The claims, contained in an affidavit that was leaked to the media against her wishes, were central to the decision by ACTU leader Sally McManus to call on Mr Setka to stand down.

But he was not prosecuted over the allegations that were dropped in a plea deal with police.

In an interview with The New Daily, she insisted her husband had never been physically violent towards her.

“He threw an iPad during a heated argument. He never threw an iPad at me,” she said.

“I don’t want to rehash the intimate details of my marriage. And I don’t want to give his enemies ammunition, and it’s not just ammunition, nobody should have my statement.

“He never hit me.”

Emma Walters, pictured on June 12, said she still regards herself as a feminist. Photo: Getty

On Boxing Day, the pair were both arrested – Mr Setka after an argument at the family home where police were called, and Ms Walters for drink driving.

Ms Walters, who admits at times she feared Mr Setka, concedes she wasn’t thinking straight that day, when she fled the family home with her children after his arrest.

When she was stopped in western Victoria, allegedly on her way to Adelaide, she blew an “evidentiary breath test of .282”.

She has subsequently completed a detox program, blaming the stress of Mr Setka’s arrest on blackmail charges and spending years on bail before the case collapsed.

He was arrested in front of the couple’s young children.

“I went through a phase where I drank too much. I didn’t know what to do. I didn’t know how to handle it all.
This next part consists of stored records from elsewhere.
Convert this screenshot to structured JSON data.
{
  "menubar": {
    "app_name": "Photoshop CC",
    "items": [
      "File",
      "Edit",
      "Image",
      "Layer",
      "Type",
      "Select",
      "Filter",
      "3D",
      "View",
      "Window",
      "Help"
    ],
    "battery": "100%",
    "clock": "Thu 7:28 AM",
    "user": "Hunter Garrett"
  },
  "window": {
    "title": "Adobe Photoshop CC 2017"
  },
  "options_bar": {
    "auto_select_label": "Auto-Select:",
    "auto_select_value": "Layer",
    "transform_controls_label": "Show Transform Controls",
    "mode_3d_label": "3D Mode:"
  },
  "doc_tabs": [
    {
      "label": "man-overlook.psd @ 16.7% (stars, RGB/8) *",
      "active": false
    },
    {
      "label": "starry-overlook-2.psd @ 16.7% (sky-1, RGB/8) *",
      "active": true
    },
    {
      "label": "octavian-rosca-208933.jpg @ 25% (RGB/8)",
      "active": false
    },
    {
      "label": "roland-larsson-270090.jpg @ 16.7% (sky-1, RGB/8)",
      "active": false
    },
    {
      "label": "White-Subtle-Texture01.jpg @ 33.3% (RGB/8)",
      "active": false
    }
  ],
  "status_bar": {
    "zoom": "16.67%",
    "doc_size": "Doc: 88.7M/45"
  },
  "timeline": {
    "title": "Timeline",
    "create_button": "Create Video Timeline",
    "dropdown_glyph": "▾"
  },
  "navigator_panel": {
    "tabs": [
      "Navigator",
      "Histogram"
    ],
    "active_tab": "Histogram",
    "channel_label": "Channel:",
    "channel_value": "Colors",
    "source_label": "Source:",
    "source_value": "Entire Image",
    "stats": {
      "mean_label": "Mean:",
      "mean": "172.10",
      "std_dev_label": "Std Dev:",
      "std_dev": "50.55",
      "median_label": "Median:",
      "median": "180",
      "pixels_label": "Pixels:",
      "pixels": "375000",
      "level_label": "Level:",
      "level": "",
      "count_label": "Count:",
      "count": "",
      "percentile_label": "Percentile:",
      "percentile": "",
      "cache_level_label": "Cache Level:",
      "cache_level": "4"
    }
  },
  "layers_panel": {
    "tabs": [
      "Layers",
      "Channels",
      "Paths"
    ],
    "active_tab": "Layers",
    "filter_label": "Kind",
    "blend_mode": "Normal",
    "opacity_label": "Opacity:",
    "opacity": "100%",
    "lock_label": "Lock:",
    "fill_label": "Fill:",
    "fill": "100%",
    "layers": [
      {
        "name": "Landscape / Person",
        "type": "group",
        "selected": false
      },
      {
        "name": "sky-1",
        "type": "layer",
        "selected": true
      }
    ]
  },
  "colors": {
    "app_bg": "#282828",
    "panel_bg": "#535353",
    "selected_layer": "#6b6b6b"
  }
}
I’ve had to pull myself up on that and I did,” she said.

Ms Walters said that while she understood some people would regard her as “a victim” who was standing by her man, she still regarded herself as a feminist.
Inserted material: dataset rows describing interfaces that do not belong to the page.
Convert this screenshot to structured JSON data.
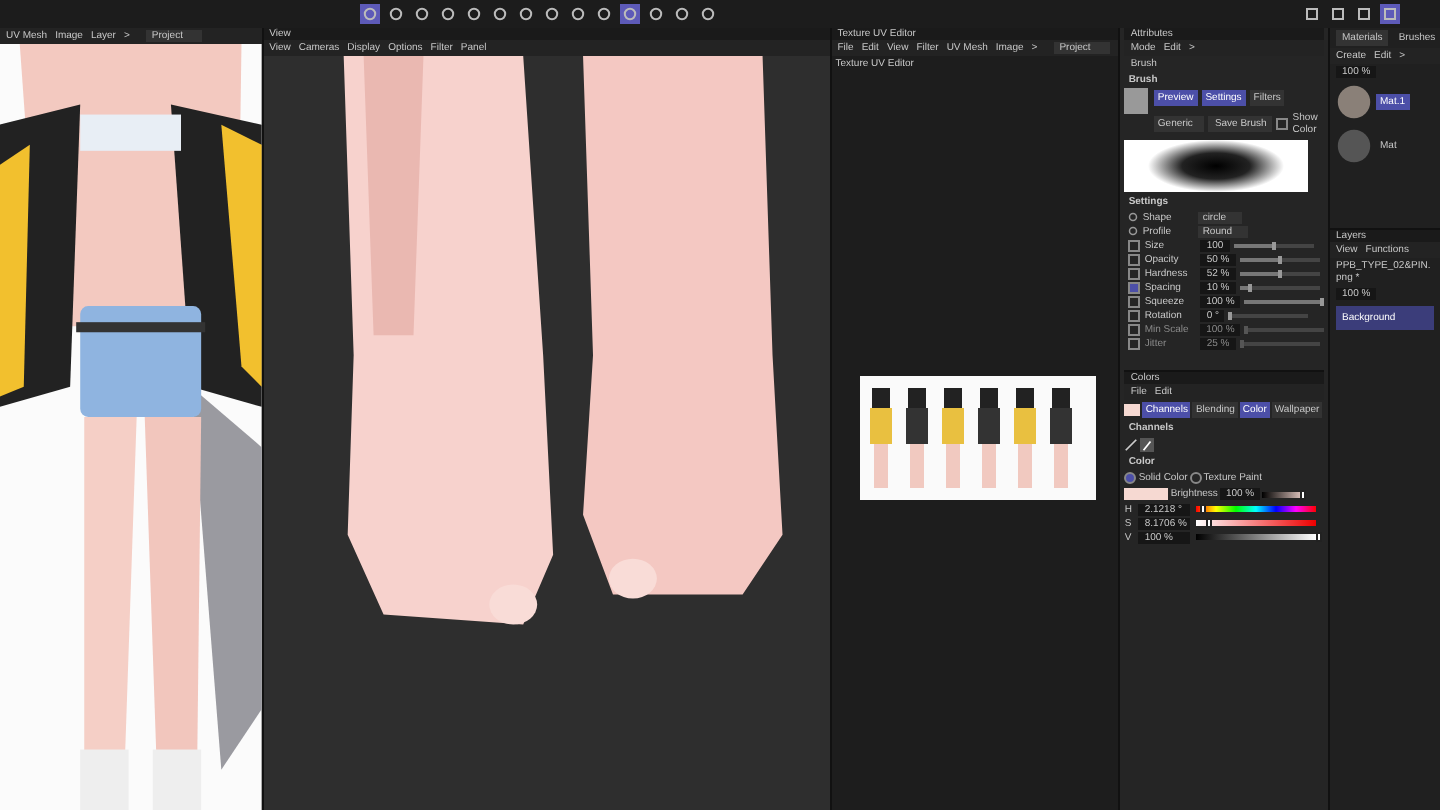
{
  "left_panel": {
    "menu": [
      "UV Mesh",
      "Image",
      "Layer",
      ">"
    ],
    "dropdown": "Project"
  },
  "viewport": {
    "title": "View",
    "menu": [
      "View",
      "Cameras",
      "Display",
      "Options",
      "Filter",
      "Panel"
    ]
  },
  "uv_editor": {
    "title": "Texture UV Editor",
    "menu": [
      "File",
      "Edit",
      "View",
      "Filter",
      "UV Mesh",
      "Image",
      ">"
    ],
    "dropdown": "Project",
    "label": "Texture UV Editor"
  },
  "attributes": {
    "title": "Attributes",
    "menu": [
      "Mode",
      "Edit",
      ">"
    ],
    "object": "Brush",
    "section": "Brush",
    "tabs": [
      {
        "label": "Preview",
        "selected": true
      },
      {
        "label": "Settings",
        "selected": true
      },
      {
        "label": "Filters",
        "selected": false
      }
    ],
    "preset": "Generic",
    "save_button": "Save Brush",
    "show_color": {
      "label": "Show Color",
      "checked": false
    },
    "settings_title": "Settings",
    "settings": [
      {
        "kind": "dropdown",
        "name": "Shape",
        "value": "circle"
      },
      {
        "kind": "dropdown",
        "name": "Profile",
        "value": "Round"
      },
      {
        "kind": "slider",
        "name": "Size",
        "value": "100",
        "level": 0.5,
        "checked": false,
        "disabled": false
      },
      {
        "kind": "slider",
        "name": "Opacity",
        "value": "50 %",
        "level": 0.5,
        "checked": false,
        "disabled": false
      },
      {
        "kind": "slider",
        "name": "Hardness",
        "value": "52 %",
        "level": 0.52,
        "checked": false,
        "disabled": false
      },
      {
        "kind": "slider",
        "name": "Spacing",
        "value": "10 %",
        "level": 0.1,
        "checked": true,
        "disabled": false
      },
      {
        "kind": "slider",
        "name": "Squeeze",
        "value": "100 %",
        "level": 1,
        "checked": false,
        "disabled": false
      },
      {
        "kind": "slider",
        "name": "Rotation",
        "value": "0 °",
        "level": 0,
        "checked": false,
        "disabled": false
      },
      {
        "kind": "slider",
        "name": "Min Scale",
        "value": "100 %",
        "level": 0,
        "checked": false,
        "disabled": true
      },
      {
        "kind": "slider",
        "name": "Jitter",
        "value": "25 %",
        "level": 0,
        "checked": false,
        "disabled": true
      }
    ]
  },
  "colors": {
    "title": "Colors",
    "menu": [
      "File",
      "Edit"
    ],
    "tabs": [
      {
        "label": "Channels",
        "selected": true
      },
      {
        "label": "Blending",
        "selected": false
      },
      {
        "label": "Color",
        "selected": true
      },
      {
        "label": "Wallpaper",
        "selected": false
      }
    ],
    "channels_title": "Channels",
    "color_title": "Color",
    "modes": [
      {
        "label": "Solid Color",
        "selected": true
      },
      {
        "label": "Texture Paint",
        "selected": false
      }
    ],
    "brightness_label": "Brightness",
    "brightness": "100 %",
    "brightness_slider": {
      "level": 1
    },
    "hsv": [
      {
        "name": "H",
        "value": "2.1218 °",
        "level": 0.02
      },
      {
        "name": "S",
        "value": "8.1706 %",
        "level": 0.08
      },
      {
        "name": "V",
        "value": "100 %",
        "level": 1
      }
    ]
  },
  "materials": {
    "tabs": [
      {
        "label": "Materials",
        "selected": true
      },
      {
        "label": "Brushes",
        "selected": false
      }
    ],
    "menu": [
      "Create",
      "Edit",
      ">"
    ],
    "zoom": "100 %",
    "items": [
      {
        "name": "Mat.1",
        "selected": true
      },
      {
        "name": "Mat",
        "selected": false
      }
    ]
  },
  "layers": {
    "title": "Layers",
    "menu": [
      "View",
      "Functions"
    ],
    "file": "PPB_TYPE_02&PIN.png *",
    "opacity": "100 %",
    "items": [
      {
        "name": "Background",
        "selected": true
      }
    ]
  }
}
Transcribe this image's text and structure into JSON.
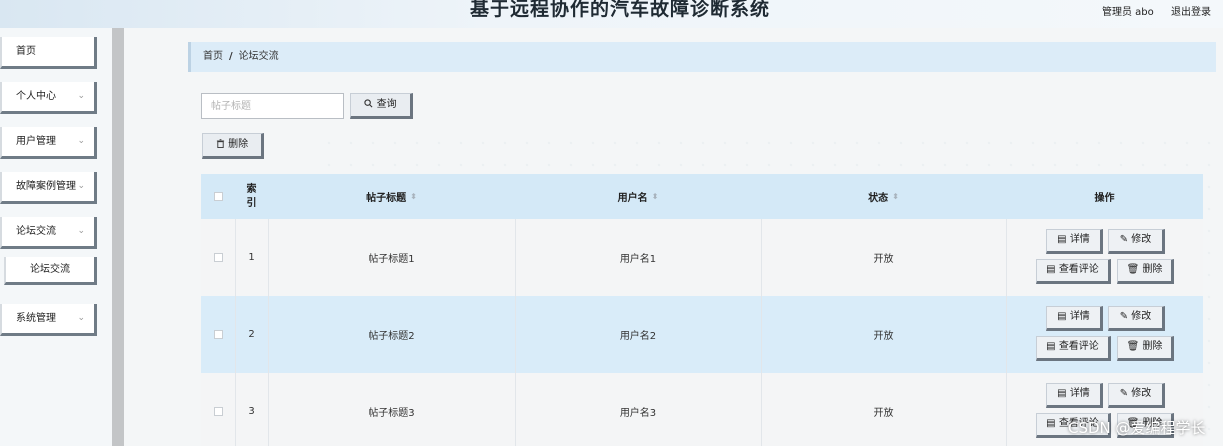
{
  "header": {
    "title": "基于远程协作的汽车故障诊断系统",
    "admin_label": "管理员 abo",
    "logout": "退出登录"
  },
  "sidebar": {
    "items": [
      {
        "label": "首页"
      },
      {
        "label": "个人中心",
        "chevron": "⌄"
      },
      {
        "label": "用户管理",
        "chevron": "⌄"
      },
      {
        "label": "故障案例管理",
        "chevron": "⌄"
      },
      {
        "label": "论坛交流",
        "chevron": "⌄",
        "sub": "论坛交流"
      },
      {
        "label": "系统管理",
        "chevron": "⌄"
      }
    ]
  },
  "breadcrumb": {
    "home": "首页",
    "sep": "/",
    "current": "论坛交流"
  },
  "search": {
    "placeholder": "帖子标题",
    "button": "查询",
    "button_icon": "search-icon"
  },
  "toolbar": {
    "delete": "删除",
    "delete_icon": "trash-icon"
  },
  "table": {
    "columns": [
      "索引",
      "帖子标题",
      "用户名",
      "状态",
      "操作"
    ],
    "index_head": [
      "索",
      "引"
    ],
    "rows": [
      {
        "index": "1",
        "title": "帖子标题1",
        "user": "用户名1",
        "status": "开放"
      },
      {
        "index": "2",
        "title": "帖子标题2",
        "user": "用户名2",
        "status": "开放"
      },
      {
        "index": "3",
        "title": "帖子标题3",
        "user": "用户名3",
        "status": "开放"
      }
    ],
    "actions": {
      "detail": "详情",
      "edit": "修改",
      "comments": "查看评论",
      "delete": "删除"
    }
  },
  "watermark": "CSDN @爱编程学长"
}
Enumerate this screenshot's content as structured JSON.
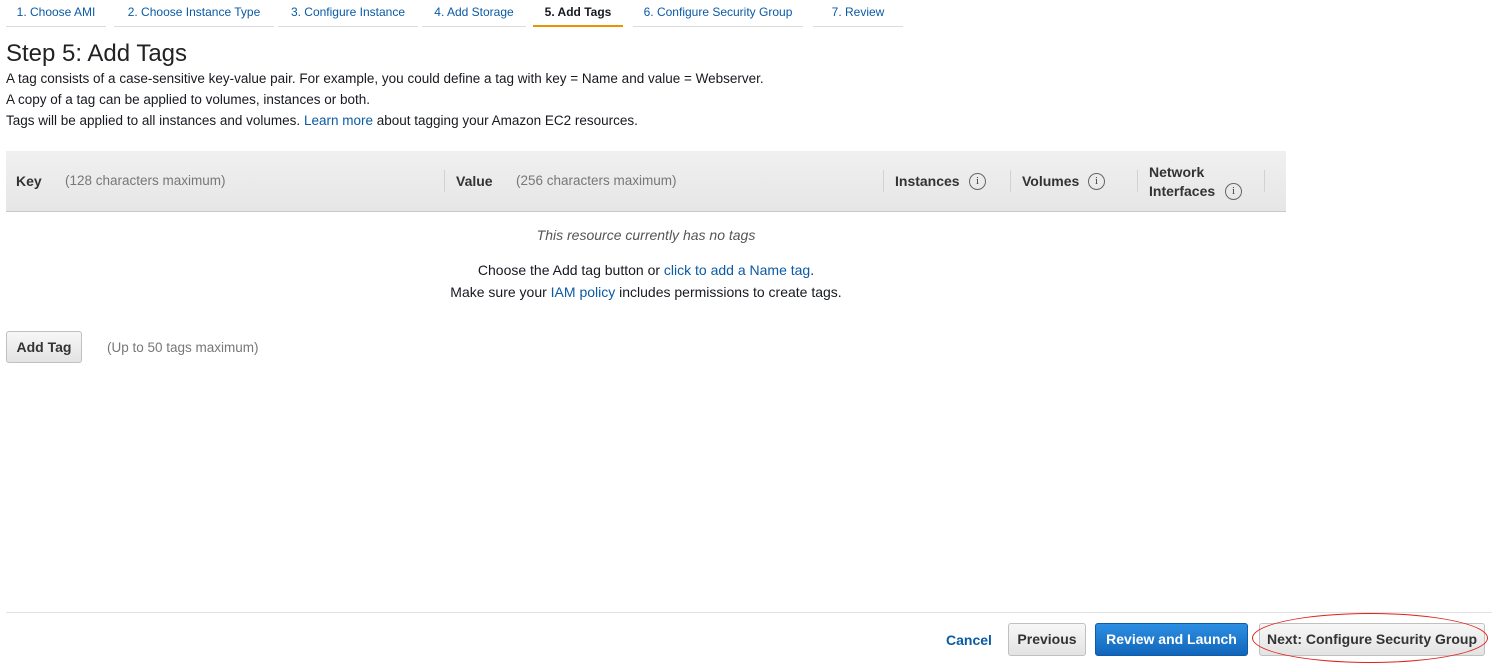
{
  "wizard": {
    "tabs": [
      {
        "label": "1. Choose AMI"
      },
      {
        "label": "2. Choose Instance Type"
      },
      {
        "label": "3. Configure Instance"
      },
      {
        "label": "4. Add Storage"
      },
      {
        "label": "5. Add Tags",
        "active": true
      },
      {
        "label": "6. Configure Security Group"
      },
      {
        "label": "7. Review"
      }
    ]
  },
  "page": {
    "title": "Step 5: Add Tags",
    "desc_line1": "A tag consists of a case-sensitive key-value pair. For example, you could define a tag with key = Name and value = Webserver.",
    "desc_line2": "A copy of a tag can be applied to volumes, instances or both.",
    "desc_line3_pre": "Tags will be applied to all instances and volumes.",
    "desc_line3_link": "Learn more",
    "desc_line3_post": "about tagging your Amazon EC2 resources."
  },
  "table": {
    "key_header": "Key",
    "key_hint": "(128 characters maximum)",
    "value_header": "Value",
    "value_hint": "(256 characters maximum)",
    "instances_header": "Instances",
    "volumes_header": "Volumes",
    "network_header_1": "Network",
    "network_header_2": "Interfaces",
    "info_glyph": "i"
  },
  "empty_state": {
    "message": "This resource currently has no tags",
    "line1_pre": "Choose the Add tag button or",
    "line1_link": "click to add a Name tag",
    "line1_post": ".",
    "line2_pre": "Make sure your",
    "line2_link": "IAM policy",
    "line2_post": "includes permissions to create tags."
  },
  "actions": {
    "add_tag": "Add Tag",
    "add_tag_hint": "(Up to 50 tags maximum)",
    "cancel": "Cancel",
    "previous": "Previous",
    "review_launch": "Review and Launch",
    "next": "Next: Configure Security Group"
  },
  "colors": {
    "link": "#0a5aa5",
    "active_tab_underline": "#ec9400",
    "primary_button": "#1166bb",
    "annotation_circle": "#e0201a"
  },
  "icons": {
    "info": "info-circle-icon"
  }
}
“It’s about not throwing stones and not judging people,” she said.

“It’s about not saying, ‘Oh, she’s the victim going back for more’.
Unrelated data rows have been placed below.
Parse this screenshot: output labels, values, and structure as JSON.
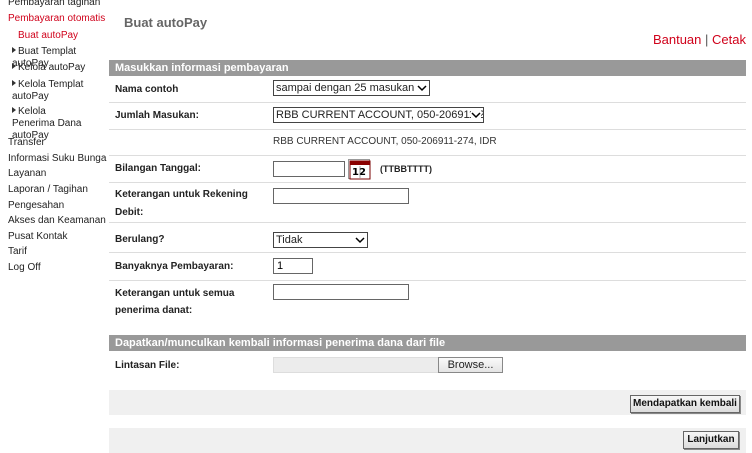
{
  "sidebar": {
    "items": [
      {
        "label": "Pembayaran tagihan"
      },
      {
        "label": "Pembayaran otomatis"
      },
      {
        "label": "Buat autoPay"
      },
      {
        "label": "Buat Templat autoPay"
      },
      {
        "label": "Kelola autoPay"
      },
      {
        "label": "Kelola Templat autoPay"
      },
      {
        "label": "Kelola Penerima Dana autoPay"
      },
      {
        "label": "Transfer"
      },
      {
        "label": "Informasi Suku Bunga"
      },
      {
        "label": "Layanan"
      },
      {
        "label": "Laporan / Tagihan"
      },
      {
        "label": "Pengesahan"
      },
      {
        "label": "Akses dan Keamanan"
      },
      {
        "label": "Pusat Kontak"
      },
      {
        "label": "Tarif"
      },
      {
        "label": "Log Off"
      }
    ]
  },
  "header": {
    "title": "Buat autoPay",
    "help": "Bantuan",
    "separator": "|",
    "print": "Cetak"
  },
  "payment_section": {
    "title": "Masukkan informasi pembayaran",
    "sample_name_label": "Nama contoh",
    "sample_name_value": "sampai dengan 25 masukan",
    "entries_label": "Jumlah Masukan:",
    "entries_value": "RBB CURRENT ACCOUNT, 050-206911-274, IDR",
    "account_info": "RBB CURRENT ACCOUNT, 050-206911-274, IDR",
    "date_label": "Bilangan Tanggal:",
    "date_value": "",
    "date_format": "(TTBBTTTT)",
    "debit_note_label_1": "Keterangan untuk Rekening",
    "debit_note_label_2": "Debit:",
    "debit_note_value": "",
    "recurring_label": "Berulang?",
    "recurring_value": "Tidak",
    "payment_count_label": "Banyaknya Pembayaran:",
    "payment_count_value": "1",
    "beneficiary_note_label_1": "Keterangan untuk semua",
    "beneficiary_note_label_2": "penerima danat:",
    "beneficiary_note_value": ""
  },
  "file_section": {
    "title": "Dapatkan/munculkan kembali informasi penerima dana dari file",
    "file_path_label": "Lintasan File:",
    "browse_label": "Browse...",
    "retrieve_button": "Mendapatkan kembali"
  },
  "footer": {
    "continue_button": "Lanjutkan"
  },
  "colors": {
    "accent_red": "#d0021b",
    "section_bar": "#999999"
  },
  "icons": {
    "calendar": "calendar-icon",
    "dropdown": "chevron-down-icon",
    "bullet": "triangle-right-icon"
  }
}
“That doesn’t help people going through this … (if) you are going to get persecuted, lose your job and get shamed.”

She said the stigma of admitting family violence – including emotional violence and abuse that she concedes were an issue in her marriage – was stopping men and women from getting help.

“My statement should not be in the hands of the media. It was improperly obtained as part of a smear campaign against John. It was given for a purpose, a political purpose,” she said.

Mr Setka pleaded guilty on Wednesday to calling his wife 25 times and sending her 45 text messages containing “insults and offensive language” on one night in October last year.

He called her a “drunken moron”, a “f—— dog” and “weak piece of sh–” in the text messages.

Mr Setka was sentenced to a one-year good behaviour bond, a men’s behaviour program and required to make a $1000 donation to an Aboriginal family violence support network.

Ms Walters has supported her husband in public as they confront their issues. Photo: Getty

But Ms Walters insisted the couple’s marriage breakdown was a turning point and the couple had reconciled.

“He’s changed. He has genuinely changed. I got well and John has changed. We are going to another counselling session tomorrow. We go once a week. It’s changed our lives for the better. We are in the best place we have been for a very long time,” she said.

After reconciling with her husband after blow ups in October and January, she said she had never asked for her husband to be charged.

“That was completely taken out of my hands. It’s a very difficult situation because no two situations are the same. So that might be a good thing for some,” she said.

Mr Setka was upset he could not contact his wife or communicate with her during this period, something he complained of when discussing the matter at a CFMMEU meeting.

Ms Walters said it was disgusting the issue was being used to expel her husband from the Labor Party.

“Anthony Albanese doesn’t want to put the spotlight on Labor and how they lost the unlosable election. He wants to distance himself from unions,” she said.

And she was “disappointed” with ACTU leaders Michele O’Neil and Sally McManus, who unsuccessfully called for Mr Setka to resign from his job.

“That disappointed me greatly. I think they’ve let women down,” she said.

“They never once picked up the phone to ask me what was going on. They both knew it was me. They both knew it was part of my marriage breakdown. They knew that John Setka hadn’t said the Rosie Batty stuff. She’s admitted that.”

Mr Setka for his part admits he “stuffed up” and his language was abusive and inappropriate.

Labor leader Anthony Albanese insisted on Wednesday that Mr Setka was “gone” from the ALP and would be expelled next week.